“Responsibility” is one of those common sense words that get bandied about in everyday conversation.
The word initially derived from the Latin word respondere, meaning simply ‘to respond.’ Later use gathered into its meaning notions of accountability and obligation. To be responsible implies, at least to some extent, a social debt. Failure to be responsible leads to negative social consequences, often including formal punishment.
Historically, Canada was established to embody a system of government that demands parliamentary accountability and has been said to have a ‘responsible government.’ Decisions government makes are intended to benefit the health and welfare of Canadians in general through sensible management of public assets, defense of the realm, and regulation of public behavior.
Thus ideally, politics should be about the design, refinement, implementation, administration and regulation of policy. Achievement of these ends may require input from public and professional sources including philosophers, economists, engineers (both physical and social), scientists, legal experts, as well as ordinary citizens.
These truisms about responsible government have begun to break down in Canada. Canadian politics has increasingly been transformed into an elaborate partisan spectacle focusing on personalities and propaganda, a game in which the achievement of a parliamentary majority has become license to impose often predetermined policies that benefit a few at the expense of the many, and to base these decisions largely on ideology or belief rather than on expertise or evidence.
Governments are becoming less and less inclined to respond, either to citizens or to opposition parties. Despite ‘access to information’ legislation that is over 30 years old, governments have become increasingly reluctant to release information. In 2008 the Conservative government terminated the maintenance of the CAIRS system, a public database designed to assist citizens to locate specific data.
The Centre for Law and Democracy released a report in 2012 entitled “Failing to Measure Up: an Analysis of Access to Information Legislation in Canadian Jurisdictions.” It comments: “Canada’s access to information laws seem custom designed to enable politicians and bureaucrats to avoid disclosing anything that they would rather keep secret.” Based on a wide variety of performance indicators, Canada places behind Colombia and Mongolia, 55th in the world.

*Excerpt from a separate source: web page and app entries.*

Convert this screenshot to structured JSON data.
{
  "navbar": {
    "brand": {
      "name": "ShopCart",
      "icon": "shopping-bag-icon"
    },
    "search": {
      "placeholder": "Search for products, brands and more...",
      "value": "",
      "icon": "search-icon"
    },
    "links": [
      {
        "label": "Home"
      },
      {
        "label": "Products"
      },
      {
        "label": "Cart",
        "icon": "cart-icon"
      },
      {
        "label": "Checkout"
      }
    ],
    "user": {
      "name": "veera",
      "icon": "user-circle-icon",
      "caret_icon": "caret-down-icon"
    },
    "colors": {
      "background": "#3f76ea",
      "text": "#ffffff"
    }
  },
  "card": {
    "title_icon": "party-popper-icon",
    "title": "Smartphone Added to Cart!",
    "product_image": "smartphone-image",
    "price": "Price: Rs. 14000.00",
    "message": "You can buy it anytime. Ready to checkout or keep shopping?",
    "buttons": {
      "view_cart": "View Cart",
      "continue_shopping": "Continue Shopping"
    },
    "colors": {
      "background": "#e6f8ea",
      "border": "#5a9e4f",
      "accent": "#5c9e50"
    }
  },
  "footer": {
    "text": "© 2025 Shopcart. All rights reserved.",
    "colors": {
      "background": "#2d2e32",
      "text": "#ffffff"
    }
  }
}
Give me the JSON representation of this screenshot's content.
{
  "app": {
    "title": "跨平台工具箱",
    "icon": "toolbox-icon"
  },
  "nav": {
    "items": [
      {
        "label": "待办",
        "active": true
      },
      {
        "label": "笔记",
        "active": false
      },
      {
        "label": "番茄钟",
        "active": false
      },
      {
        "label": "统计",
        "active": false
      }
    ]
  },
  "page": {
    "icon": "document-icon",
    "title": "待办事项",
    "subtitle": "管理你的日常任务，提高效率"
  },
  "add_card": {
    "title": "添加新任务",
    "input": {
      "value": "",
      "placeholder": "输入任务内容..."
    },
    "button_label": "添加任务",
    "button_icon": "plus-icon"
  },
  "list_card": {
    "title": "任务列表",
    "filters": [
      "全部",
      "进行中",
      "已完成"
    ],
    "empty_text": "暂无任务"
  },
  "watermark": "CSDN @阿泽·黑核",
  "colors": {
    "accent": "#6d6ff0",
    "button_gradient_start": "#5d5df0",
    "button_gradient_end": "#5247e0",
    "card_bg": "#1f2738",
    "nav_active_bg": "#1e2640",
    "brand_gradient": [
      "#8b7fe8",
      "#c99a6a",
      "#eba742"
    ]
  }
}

It is shocking how frequently ministers are “unavailable for comment.” Like children hiding in their rooms until parental displeasure blows over, these officials simply refuse to respond to criticism or inquiry until the next story in the news cycle displaces concerns over their current gaffe or malfeasance.
Canada’s current government’s policies seem to be based on ideology and belief rather than on diverse expertise and evidence. Jeff Rubin, former economist for CIBC, commented that he couldn’t remember any government that had ever focused on one area of the economy (oil and gas) to the detriment of the rest in the way this one has.
In parliament itself, opposition MPs contend with massive ‘omnibus’ bills affecting dozens of different legal areas, bills that are rammed through necessary votes through closure with inadequate time for study or amendment.
Harper has attended only 35 per cent of daily parliamentary question periods so far this year. The Conservative government responds through junior officials parroting talking points.
Propaganda? The Toronto Star reported in August of 2014 that over 3,000 “information services” staff work for the Harper government at an estimated cost of $263 million a year! Allow freedom of information, free speech? Government scientists (Canadian citizens) must get permission from the Prime Minister’s Office to speak freely to the public about their research.
To parliament and to Canada’s citizens, Harper’s Conservative government is tiresomely patriarchal, dishonest, manipulative, and profoundly irresponsible.
Retired English teacher Al Lehmann lives in Terrace, B.C.